Constitutional revision and the public role of religion

Mark Mullins (University of Auckland)
Ian Reader (University of Manchester)
Religion and Religious Thought
Torre A, Piso 0, Sala 02
Start time:
2 September, 2017 at 11:00
Session slots:

Short abstract:

The issue of constitutional revision has reappeared since PM Abe's return to LDP leadership in 2012. This panel will consider the debate surrounding proposed revisions to articles of particular concern to organized religions (20, 89, and 9).

Long abstract:

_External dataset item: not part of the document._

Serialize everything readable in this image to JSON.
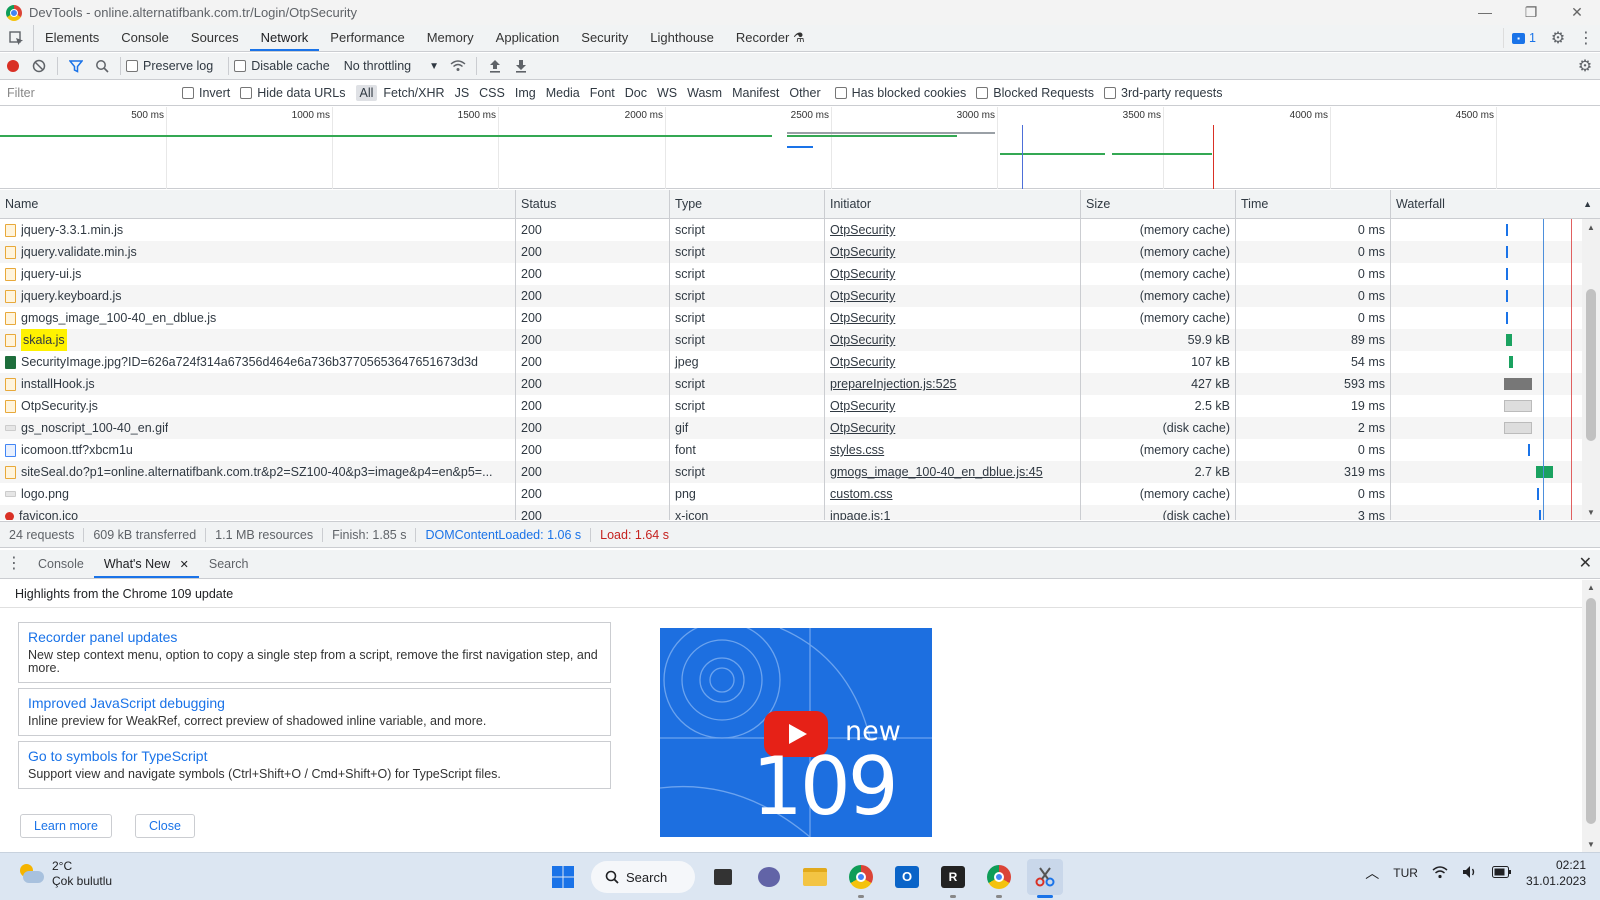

On 15 December 1945, the Supreme Commander for the Allied Powers (SCAP) issued the "Directive for the Disestablishment of State Shinto" and set in motion policies that effectively reduced Shinto to the status of a voluntary organization. Articles 20 and 89 of the postwar Constitution (1947) redefined the relationship between the state and religion (i.e., separation) and the rights of individuals to freely practice (or not) a religion of their choice. Many religious organizations, particularly those that suffered under Japan's prewar regime, welcomed these changes, but critics maintained that the postwar Constitution and Occupation policies were based on "victor's justice" and unfairly reduced the role of Shinto in public life and institutions. Throughout the postwar period, religious and political leaders have advocated for revisions of the Constitution that would restore the place of Shinto. The issue of constitutional revision has become a focus of serious concern again since Prime Minister Abe Shinzō resumed leadership of the Liberal Democratic Party in 2012. The papers in this panel will critically engage the debate surrounding revisions proposed by the LDP to articles of particular concern to organized religions (20, 89, and 9). Helen Hardacre will examine the verdicts in two 2010 lawsuits related to public (municipal) support for Shinto rites and institutions, which will reveal why some government officials and Shinto leaders are in favor of the proposed revisions. Mark Mullins will review the impact of the revision of the Fundamental Education Law (2006) and the government's implementation of patriotic education, which provide precedents and evidence for why some religious and secular leaders oppose revisions. Levi McLaughlin's paper will focus on the role of Komeito, a key partner in the coalition government. He will consider how members of Soka Gakkai, the Buddhism-based religion that propels Komeito, are responding to the LDP's proposed amendment of the "peace clause" Article 9, and how Komeito defense of Article 9 connects to the party's support for recent security legislation.